▸ **INSTRUCTIONS TO FOLLOW**:
Write out every record below exactly as it appears.

** Opening MATERIAL SHOWN block **

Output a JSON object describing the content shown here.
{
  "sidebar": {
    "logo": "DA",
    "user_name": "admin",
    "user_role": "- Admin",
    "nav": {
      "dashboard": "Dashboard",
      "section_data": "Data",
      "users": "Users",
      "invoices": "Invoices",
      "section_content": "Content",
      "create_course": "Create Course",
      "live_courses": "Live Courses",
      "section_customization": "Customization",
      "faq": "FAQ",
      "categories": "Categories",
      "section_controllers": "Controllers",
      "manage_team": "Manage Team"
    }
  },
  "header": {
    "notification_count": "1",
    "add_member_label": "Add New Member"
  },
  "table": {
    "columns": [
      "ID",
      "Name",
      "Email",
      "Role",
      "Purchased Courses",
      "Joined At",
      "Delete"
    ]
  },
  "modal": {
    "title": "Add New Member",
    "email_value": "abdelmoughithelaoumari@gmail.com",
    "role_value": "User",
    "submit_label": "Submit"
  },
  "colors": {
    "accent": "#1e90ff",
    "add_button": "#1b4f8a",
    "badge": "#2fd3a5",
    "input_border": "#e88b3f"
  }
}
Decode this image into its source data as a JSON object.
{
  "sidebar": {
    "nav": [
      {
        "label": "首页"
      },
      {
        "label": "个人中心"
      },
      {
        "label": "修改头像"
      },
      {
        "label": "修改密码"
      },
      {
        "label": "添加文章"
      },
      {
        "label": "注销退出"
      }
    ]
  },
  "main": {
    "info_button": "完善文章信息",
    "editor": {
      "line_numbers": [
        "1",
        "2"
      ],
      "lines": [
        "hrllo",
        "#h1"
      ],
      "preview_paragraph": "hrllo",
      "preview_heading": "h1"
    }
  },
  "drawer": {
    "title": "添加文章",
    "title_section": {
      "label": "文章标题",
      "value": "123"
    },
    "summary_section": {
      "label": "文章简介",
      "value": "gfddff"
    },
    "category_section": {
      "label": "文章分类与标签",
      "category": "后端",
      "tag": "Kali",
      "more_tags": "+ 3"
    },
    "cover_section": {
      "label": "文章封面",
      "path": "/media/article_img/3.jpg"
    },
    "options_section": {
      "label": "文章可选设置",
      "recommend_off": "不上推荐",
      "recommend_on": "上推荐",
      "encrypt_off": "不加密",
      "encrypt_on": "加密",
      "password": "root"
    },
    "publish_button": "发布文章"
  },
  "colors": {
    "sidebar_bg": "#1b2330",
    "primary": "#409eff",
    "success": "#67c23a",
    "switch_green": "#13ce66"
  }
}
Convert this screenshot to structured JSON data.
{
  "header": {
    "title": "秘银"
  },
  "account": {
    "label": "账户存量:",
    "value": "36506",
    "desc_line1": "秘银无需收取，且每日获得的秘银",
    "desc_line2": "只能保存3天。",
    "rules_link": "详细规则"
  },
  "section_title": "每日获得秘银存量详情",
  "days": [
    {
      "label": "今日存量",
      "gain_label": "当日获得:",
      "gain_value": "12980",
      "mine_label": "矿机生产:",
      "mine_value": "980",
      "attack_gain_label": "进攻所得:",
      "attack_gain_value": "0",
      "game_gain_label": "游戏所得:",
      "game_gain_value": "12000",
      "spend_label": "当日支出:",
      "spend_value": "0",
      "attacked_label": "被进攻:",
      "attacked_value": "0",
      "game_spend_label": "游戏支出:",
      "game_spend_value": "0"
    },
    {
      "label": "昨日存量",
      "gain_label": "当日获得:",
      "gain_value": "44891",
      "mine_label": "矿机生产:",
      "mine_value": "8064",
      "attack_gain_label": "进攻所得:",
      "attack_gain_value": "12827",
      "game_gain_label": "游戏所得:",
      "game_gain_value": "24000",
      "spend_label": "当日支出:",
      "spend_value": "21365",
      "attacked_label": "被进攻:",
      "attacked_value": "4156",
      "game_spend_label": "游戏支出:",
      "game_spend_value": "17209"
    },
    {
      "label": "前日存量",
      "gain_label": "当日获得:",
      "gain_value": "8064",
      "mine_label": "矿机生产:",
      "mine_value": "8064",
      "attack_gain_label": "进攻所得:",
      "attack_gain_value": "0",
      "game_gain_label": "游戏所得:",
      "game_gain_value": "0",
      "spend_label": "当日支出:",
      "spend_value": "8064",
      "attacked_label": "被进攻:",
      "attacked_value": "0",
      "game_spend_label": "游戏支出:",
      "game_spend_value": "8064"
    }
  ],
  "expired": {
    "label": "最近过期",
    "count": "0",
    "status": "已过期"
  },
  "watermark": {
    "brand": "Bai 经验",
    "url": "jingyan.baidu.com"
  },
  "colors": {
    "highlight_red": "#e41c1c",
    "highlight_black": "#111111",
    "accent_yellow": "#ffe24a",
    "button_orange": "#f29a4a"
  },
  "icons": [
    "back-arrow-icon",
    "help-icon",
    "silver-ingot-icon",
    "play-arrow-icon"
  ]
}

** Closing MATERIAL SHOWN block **

▸ **RESPONSE**:
Output a JSON object describing the content shown here.
{
  "sidebar": {
    "logo": "DA",
    "user_name": "admin",
    "user_role": "- Admin",
    "nav": {
      "dashboard": "Dashboard",
      "section_data": "Data",
      "users": "Users",
      "invoices": "Invoices",
      "section_content": "Content",
      "create_course": "Create Course",
      "live_courses": "Live Courses",
      "section_customization": "Customization",
      "faq": "FAQ",
      "categories": "Categories",
      "section_controllers": "Controllers",
      "manage_team": "Manage Team"
    }
  },
  "header": {
    "notification_count": "1",
    "add_member_label": "Add New Member"
  },
  "table": {
    "columns": [
      "ID",
      "Name",
      "Email",
      "Role",
      "Purchased Courses",
      "Joined At",
      "Delete"
    ]
  },
  "modal": {
    "title": "Add New Member",
    "email_value": "abdelmoughithelaoumari@gmail.com",
    "role_value": "User",
    "submit_label": "Submit"
  },
  "colors": {
    "accent": "#1e90ff",
    "add_button": "#1b4f8a",
    "badge": "#2fd3a5",
    "input_border": "#e88b3f"
  }
}
Decode this image into its source data as a JSON object.
{
  "sidebar": {
    "nav": [
      {
        "label": "首页"
      },
      {
        "label": "个人中心"
      },
      {
        "label": "修改头像"
      },
      {
        "label": "修改密码"
      },
      {
        "label": "添加文章"
      },
      {
        "label": "注销退出"
      }
    ]
  },
  "main": {
    "info_button": "完善文章信息",
    "editor": {
      "line_numbers": [
        "1",
        "2"
      ],
      "lines": [
        "hrllo",
        "#h1"
      ],
      "preview_paragraph": "hrllo",
      "preview_heading": "h1"
    }
  },
  "drawer": {
    "title": "添加文章",
    "title_section": {
      "label": "文章标题",
      "value": "123"
    },
    "summary_section": {
      "label": "文章简介",
      "value": "gfddff"
    },
    "category_section": {
      "label": "文章分类与标签",
      "category": "后端",
      "tag": "Kali",
      "more_tags": "+ 3"
    },
    "cover_section": {
      "label": "文章封面",
      "path": "/media/article_img/3.jpg"
    },
    "options_section": {
      "label": "文章可选设置",
      "recommend_off": "不上推荐",
      "recommend_on": "上推荐",
      "encrypt_off": "不加密",
      "encrypt_on": "加密",
      "password": "root"
    },
    "publish_button": "发布文章"
  },
  "colors": {
    "sidebar_bg": "#1b2330",
    "primary": "#409eff",
    "success": "#67c23a",
    "switch_green": "#13ce66"
  }
}
Convert this screenshot to structured JSON data.
{
  "header": {
    "title": "秘银"
  },
  "account": {
    "label": "账户存量:",
    "value": "36506",
    "desc_line1": "秘银无需收取，且每日获得的秘银",
    "desc_line2": "只能保存3天。",
    "rules_link": "详细规则"
  },
  "section_title": "每日获得秘银存量详情",
  "days": [
    {
      "label": "今日存量",
      "gain_label": "当日获得:",
      "gain_value": "12980",
      "mine_label": "矿机生产:",
      "mine_value": "980",
      "attack_gain_label": "进攻所得:",
      "attack_gain_value": "0",
      "game_gain_label": "游戏所得:",
      "game_gain_value": "12000",
      "spend_label": "当日支出:",
      "spend_value": "0",
      "attacked_label": "被进攻:",
      "attacked_value": "0",
      "game_spend_label": "游戏支出:",
      "game_spend_value": "0"
    },
    {
      "label": "昨日存量",
      "gain_label": "当日获得:",
      "gain_value": "44891",
      "mine_label": "矿机生产:",
      "mine_value": "8064",
      "attack_gain_label": "进攻所得:",
      "attack_gain_value": "12827",
      "game_gain_label": "游戏所得:",
      "game_gain_value": "24000",
      "spend_label": "当日支出:",
      "spend_value": "21365",
      "attacked_label": "被进攻:",
      "attacked_value": "4156",
      "game_spend_label": "游戏支出:",
      "game_spend_value": "17209"
    },
    {
      "label": "前日存量",
      "gain_label": "当日获得:",
      "gain_value": "8064",
      "mine_label": "矿机生产:",
      "mine_value": "8064",
      "attack_gain_label": "进攻所得:",
      "attack_gain_value": "0",
      "game_gain_label": "游戏所得:",
      "game_gain_value": "0",
      "spend_label": "当日支出:",
      "spend_value": "8064",
      "attacked_label": "被进攻:",
      "attacked_value": "0",
      "game_spend_label": "游戏支出:",
      "game_spend_value": "8064"
    }
  ],
  "expired": {
    "label": "最近过期",
    "count": "0",
    "status": "已过期"
  },
  "watermark": {
    "brand": "Bai 经验",
    "url": "jingyan.baidu.com"
  },
  "colors": {
    "highlight_red": "#e41c1c",
    "highlight_black": "#111111",
    "accent_yellow": "#ffe24a",
    "button_orange": "#f29a4a"
  },
  "icons": [
    "back-arrow-icon",
    "help-icon",
    "silver-ingot-icon",
    "play-arrow-icon"
  ]
}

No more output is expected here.